Disney said it is ditching “fairy godmothers” for more inclusive, gender-neutral titles at dress-up boutiques inside its theme parks — and some fans are less than enchanted with the news.
Specifically, the Mouse House is getting rid of the “fairy godmother” title at its Bibbidi Bobbidi Boutiques located in both Disney World and Disneyland, according to an update on Disneyland Resort and Walt Disney World Resort’s websites.
The salons, which give makeovers to kids ages 3 to 12 to transform them into princesses or knights, will reopen from pandemic-era closures on Aug. 25, the company said this week.
When they return, employees who were formerly called “Fairy Godmothers in Training” will now be called “Fairy Godmother’s Apprentices.”
“This way, cast members that might not identify as female can still be part of the process to dress up & style the children without having to refer to themselves as a female Disney character,” according to Disney blog “Streaming the Magic.”

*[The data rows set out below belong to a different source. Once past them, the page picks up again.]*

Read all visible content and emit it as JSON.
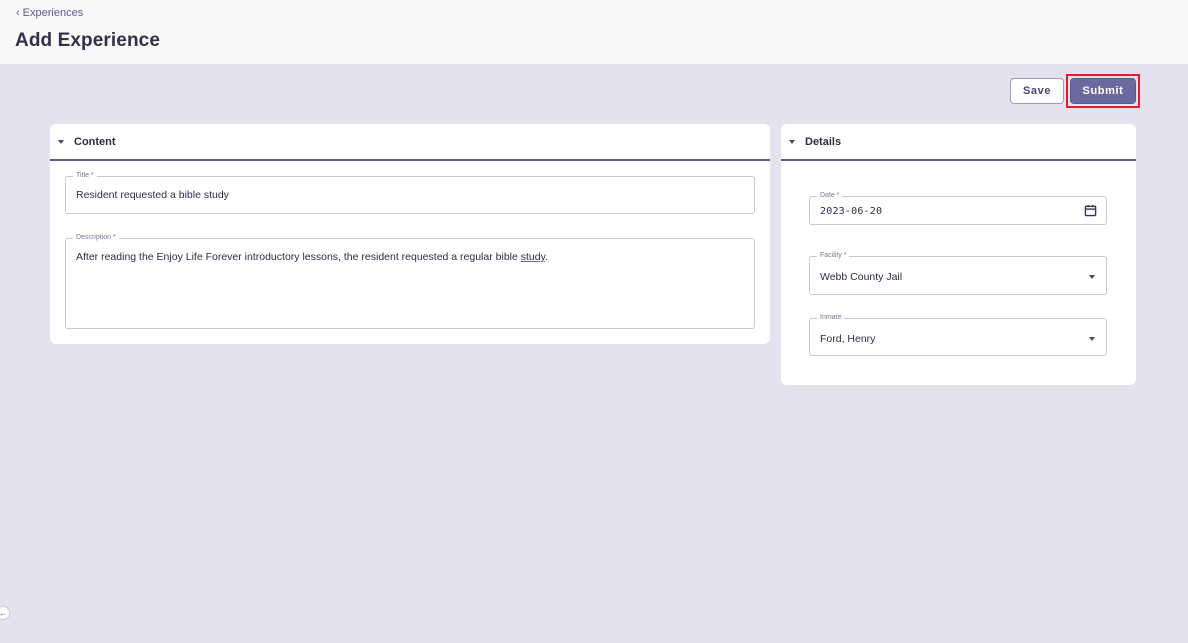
{
  "header": {
    "breadcrumb": "Experiences",
    "title": "Add Experience"
  },
  "actions": {
    "save_label": "Save",
    "submit_label": "Submit"
  },
  "content_section": {
    "heading": "Content",
    "title_field": {
      "label": "Title *",
      "value": "Resident requested a bible study"
    },
    "description_field": {
      "label": "Description *",
      "value_before": "After reading the Enjoy Life Forever introductory lessons, the resident requested a regular bible ",
      "value_underlined": "study",
      "value_after": "."
    }
  },
  "details_section": {
    "heading": "Details",
    "date_field": {
      "label": "Date *",
      "value": "2023-06-20",
      "icon": "calendar-icon"
    },
    "facility_field": {
      "label": "Facility *",
      "value": "Webb County Jail"
    },
    "inmate_field": {
      "label": "Inmate",
      "value": "Ford, Henry"
    }
  },
  "colors": {
    "accent": "#6b6a9e",
    "highlight": "#e11d2a",
    "background": "#e4e2ec"
  }
}
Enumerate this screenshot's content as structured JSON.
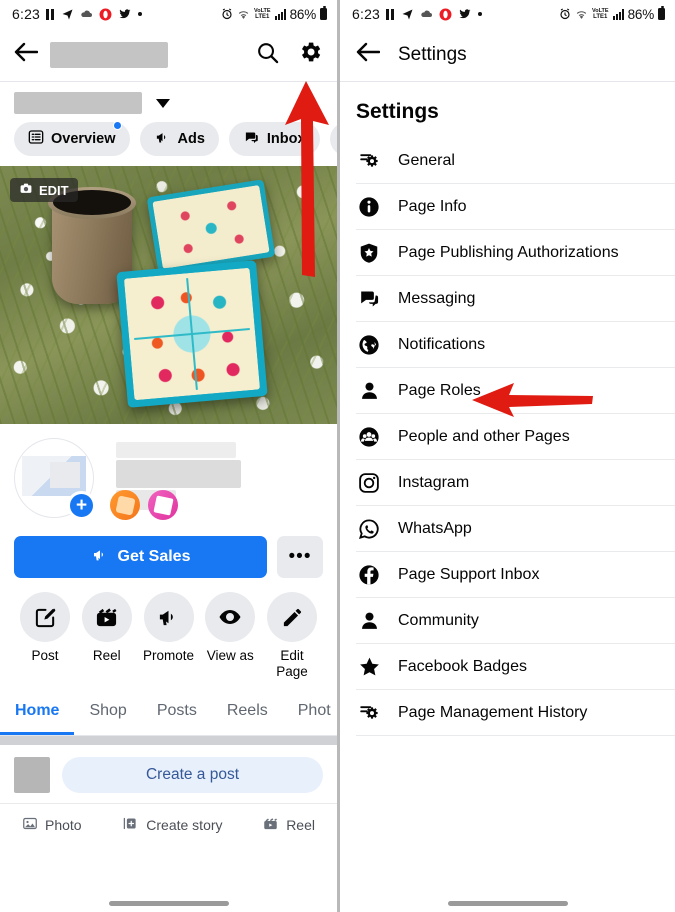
{
  "status_bar": {
    "time": "6:23",
    "battery": "86%",
    "network": "LTE1",
    "volte": "VoLTE",
    "icons": [
      "pause-icon",
      "telegram-icon",
      "cloud-upload-icon",
      "opera-icon",
      "twitter-icon",
      "dot-icon",
      "alarm-icon",
      "wifi-icon",
      "volte-icon",
      "signal-icon",
      "battery-icon"
    ]
  },
  "left_panel": {
    "header": {
      "back_icon": "back-arrow-icon",
      "title_redacted": "",
      "search_icon": "search-icon",
      "settings_icon": "gear-icon"
    },
    "page_selector": {
      "name_redacted": "",
      "caret_icon": "chevron-down-icon"
    },
    "chips": [
      {
        "label": "Overview",
        "icon": "list-icon",
        "badge": true
      },
      {
        "label": "Ads",
        "icon": "megaphone-icon",
        "badge": false
      },
      {
        "label": "Inbox",
        "icon": "chat-icon",
        "badge": false
      },
      {
        "label": "",
        "icon": "partial-icon",
        "badge": false
      }
    ],
    "cover": {
      "edit_label": "EDIT",
      "camera_icon": "camera-icon"
    },
    "profile": {
      "add_icon": "plus-icon",
      "mini_icons": [
        "orange-badge-icon",
        "pink-clipboard-icon"
      ]
    },
    "cta": {
      "label": "Get Sales",
      "icon": "megaphone-icon",
      "more_label": "•••"
    },
    "quick_actions": [
      {
        "label": "Post",
        "icon": "compose-icon"
      },
      {
        "label": "Reel",
        "icon": "reel-icon"
      },
      {
        "label": "Promote",
        "icon": "megaphone-icon"
      },
      {
        "label": "View as",
        "icon": "eye-icon"
      },
      {
        "label": "Edit Page",
        "icon": "pencil-icon"
      }
    ],
    "nav_tabs": [
      {
        "label": "Home",
        "active": true
      },
      {
        "label": "Shop",
        "active": false
      },
      {
        "label": "Posts",
        "active": false
      },
      {
        "label": "Reels",
        "active": false
      },
      {
        "label": "Phot",
        "active": false
      }
    ],
    "composer": {
      "placeholder": "Create a post",
      "actions": [
        {
          "label": "Photo",
          "icon": "photo-icon"
        },
        {
          "label": "Create story",
          "icon": "create-story-icon"
        },
        {
          "label": "Reel",
          "icon": "reel-icon"
        }
      ]
    }
  },
  "right_panel": {
    "header": {
      "back_icon": "back-arrow-icon",
      "title": "Settings"
    },
    "page_title": "Settings",
    "items": [
      {
        "label": "General",
        "icon": "sliders-gear-icon"
      },
      {
        "label": "Page Info",
        "icon": "info-circle-icon"
      },
      {
        "label": "Page Publishing Authorizations",
        "icon": "shield-star-icon"
      },
      {
        "label": "Messaging",
        "icon": "chat-bubbles-icon"
      },
      {
        "label": "Notifications",
        "icon": "globe-icon"
      },
      {
        "label": "Page Roles",
        "icon": "person-icon"
      },
      {
        "label": "People and other Pages",
        "icon": "people-circle-icon"
      },
      {
        "label": "Instagram",
        "icon": "instagram-icon"
      },
      {
        "label": "WhatsApp",
        "icon": "whatsapp-icon"
      },
      {
        "label": "Page Support Inbox",
        "icon": "facebook-icon"
      },
      {
        "label": "Community",
        "icon": "person-icon"
      },
      {
        "label": "Facebook Badges",
        "icon": "star-icon"
      },
      {
        "label": "Page Management History",
        "icon": "sliders-gear-icon"
      }
    ]
  },
  "annotations": {
    "arrow_color": "#e01b12",
    "arrow_up_target": "gear-icon",
    "arrow_left_target": "Page Roles"
  },
  "colors": {
    "accent_blue": "#1877f2",
    "chip_bg": "#e9eaed",
    "text_primary": "#050505",
    "text_secondary": "#606770",
    "divider": "#e4e6eb",
    "arrow_red": "#e01b12"
  }
}
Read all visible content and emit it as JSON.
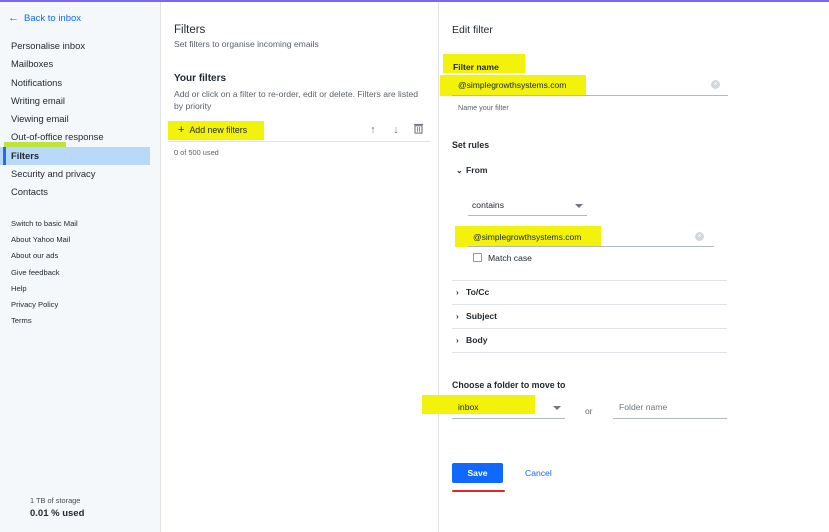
{
  "sidebar": {
    "back_label": "Back to inbox",
    "items": [
      {
        "label": "Personalise inbox"
      },
      {
        "label": "Mailboxes"
      },
      {
        "label": "Notifications"
      },
      {
        "label": "Writing email"
      },
      {
        "label": "Viewing email"
      },
      {
        "label": "Out-of-office response"
      },
      {
        "label": "Filters"
      },
      {
        "label": "Security and privacy"
      },
      {
        "label": "Contacts"
      }
    ],
    "links": [
      {
        "label": "Switch to basic Mail"
      },
      {
        "label": "About Yahoo Mail"
      },
      {
        "label": "About our ads"
      },
      {
        "label": "Give feedback"
      },
      {
        "label": "Help"
      },
      {
        "label": "Privacy Policy"
      },
      {
        "label": "Terms"
      }
    ],
    "storage_label": "1 TB of storage",
    "storage_used": "0.01 % used"
  },
  "filters": {
    "title": "Filters",
    "subtitle": "Set filters to organise incoming emails",
    "your_filters": "Your filters",
    "description": "Add or click on a filter to re-order, edit or delete. Filters are listed by priority",
    "add_label": "Add new filters",
    "used": "0 of 500 used"
  },
  "edit": {
    "title": "Edit filter",
    "filter_name_label": "Filter name",
    "filter_name_value": "@simplegrowthsystems.com",
    "filter_name_helper": "Name your filter",
    "set_rules": "Set rules",
    "from_label": "From",
    "from_condition": "contains",
    "from_value": "@simplegrowthsystems.com",
    "match_case": "Match case",
    "to_cc_label": "To/Cc",
    "subject_label": "Subject",
    "body_label": "Body",
    "choose_folder": "Choose a folder to move to",
    "folder_value": "inbox",
    "or_label": "or",
    "folder_name_placeholder": "Folder name",
    "save_label": "Save",
    "cancel_label": "Cancel"
  },
  "colors": {
    "accent": "#0f69ff",
    "highlight_yellow": "#f2f20a",
    "highlight_green": "#b6e01c",
    "active_item": "#b9d9f9",
    "save_underline": "#e0262b"
  }
}
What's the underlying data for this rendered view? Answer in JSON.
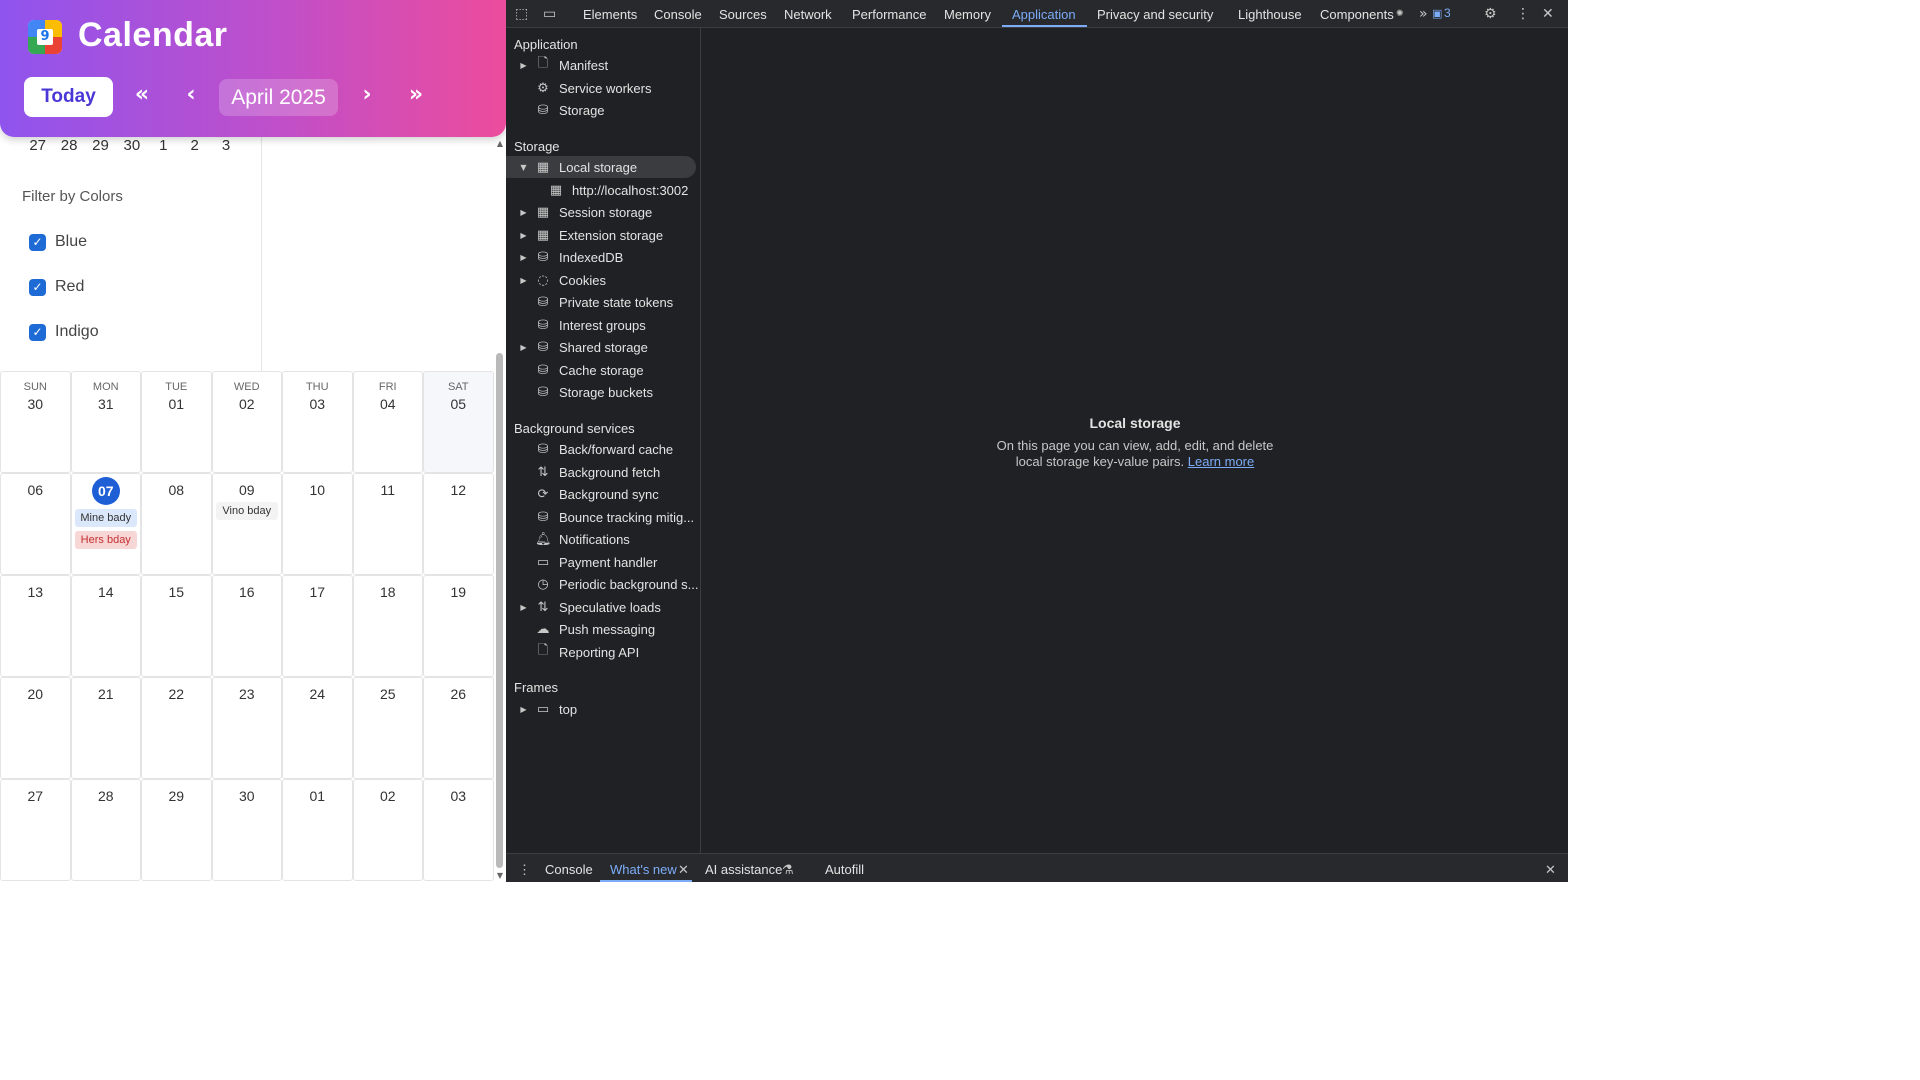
{
  "calendar": {
    "title": "Calendar",
    "logo_digit": "9",
    "today_label": "Today",
    "nav": {
      "prev_year": "«",
      "prev": "‹",
      "next": "›",
      "next_year": "»"
    },
    "month_label": "April 2025",
    "mini_week": [
      "27",
      "28",
      "29",
      "30",
      "1",
      "2",
      "3"
    ],
    "filter_title": "Filter by Colors",
    "filters": [
      {
        "label": "Blue",
        "checked": true
      },
      {
        "label": "Red",
        "checked": true
      },
      {
        "label": "Indigo",
        "checked": true
      }
    ],
    "weekdays": [
      "SUN",
      "MON",
      "TUE",
      "WED",
      "THU",
      "FRI",
      "SAT"
    ],
    "weeks": [
      [
        "30",
        "31",
        "01",
        "02",
        "03",
        "04",
        "05"
      ],
      [
        "06",
        "07",
        "08",
        "09",
        "10",
        "11",
        "12"
      ],
      [
        "13",
        "14",
        "15",
        "16",
        "17",
        "18",
        "19"
      ],
      [
        "20",
        "21",
        "22",
        "23",
        "24",
        "25",
        "26"
      ],
      [
        "27",
        "28",
        "29",
        "30",
        "01",
        "02",
        "03"
      ]
    ],
    "today": "07",
    "events": {
      "mon_07": [
        "Mine bady",
        "Hers bday"
      ],
      "wed_09": [
        "Vino bday"
      ]
    }
  },
  "devtools": {
    "tabs": [
      "Elements",
      "Console",
      "Sources",
      "Network",
      "Performance",
      "Memory",
      "Application",
      "Privacy and security",
      "Lighthouse",
      "Components"
    ],
    "active_tab": "Application",
    "issues_count": "3",
    "sidebar": {
      "application_head": "Application",
      "application": [
        "Manifest",
        "Service workers",
        "Storage"
      ],
      "storage_head": "Storage",
      "storage": [
        "Local storage",
        "http://localhost:3002",
        "Session storage",
        "Extension storage",
        "IndexedDB",
        "Cookies",
        "Private state tokens",
        "Interest groups",
        "Shared storage",
        "Cache storage",
        "Storage buckets"
      ],
      "background_head": "Background services",
      "background": [
        "Back/forward cache",
        "Background fetch",
        "Background sync",
        "Bounce tracking mitig...",
        "Notifications",
        "Payment handler",
        "Periodic background s...",
        "Speculative loads",
        "Push messaging",
        "Reporting API"
      ],
      "frames_head": "Frames",
      "frames": [
        "top"
      ]
    },
    "main": {
      "title": "Local storage",
      "line1": "On this page you can view, add, edit, and delete",
      "line2": "local storage key-value pairs.",
      "learn_more": "Learn more"
    },
    "drawer": {
      "tabs": [
        "Console",
        "What's new",
        "AI assistance",
        "Autofill"
      ],
      "active": "What's new"
    }
  },
  "colors": {
    "header_gradient_start": "#8f54ee",
    "header_gradient_end": "#ec4c9c",
    "checkbox": "#1f6bd6",
    "today_dot": "#1f5fd6",
    "devtools_bg": "#202124",
    "devtools_accent": "#7cacf8"
  }
}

The news set off some Disney fans, who felt that the Mouse House is going overboard leaning into “woke” culture.
“This is a mental illness…the magic is gone,” wrote one Twitter user.
“Get woke, go broke,” tweeted another.
Recently, Disney has made a push to appear more inclusive and politically correct, angering some Disney diehards.
Last summer, Disney scrubbed the use of “ladies and gentlemen, boys and girls” from its theme parks, and changed its once-strict dress-code policy. Theme park employees now can show up to work with visible tattoos in whatever gender costume they wish.
This past weekend, the company quietly omitted a time-honored speech from its co-founder Walt Disney at Disneyland’s 67th anniversary bash, leaving some to guess it was because of his alleged racist and anti-Semitic views.
Elsewhere, Disney has removed a shrunken head dealer character named “Trader Sam” from Jungle Cruise and gotten rid of the “Take a wench for a bride” scene from the “Pirates of the Caribbean” ride. The scene depicted crying women tied together with ropes.
The moves come as Disney finds itself ensnared in a culture war in Florida over the state’s “Don’t Say Gay” law. Earlier this year, Disney CEO Bob Chapek declined to speak out against the Florida law, which bans the discussion of gender identity and sexual orientation for kids in kindergarten through third grade.
The lack of response angered Disney employees, causing Chapek to condemn the legislation, putting him in the crosshairs of Florida Gov. Ron DeSantis.
In response, DeSantis signed a law that would strip Disney’s Florida theme parks of their self-governing status. The law, which was signed in April, dissolves Reedy Creek Improvement District, which operates as an autonomous entity on land straddling Orange and Osceola counties that has the power to levy taxes, build infrastructure, grant licenses and institute its own zoning laws.
The new law dissolving the district doesn’t take effect until June 2023.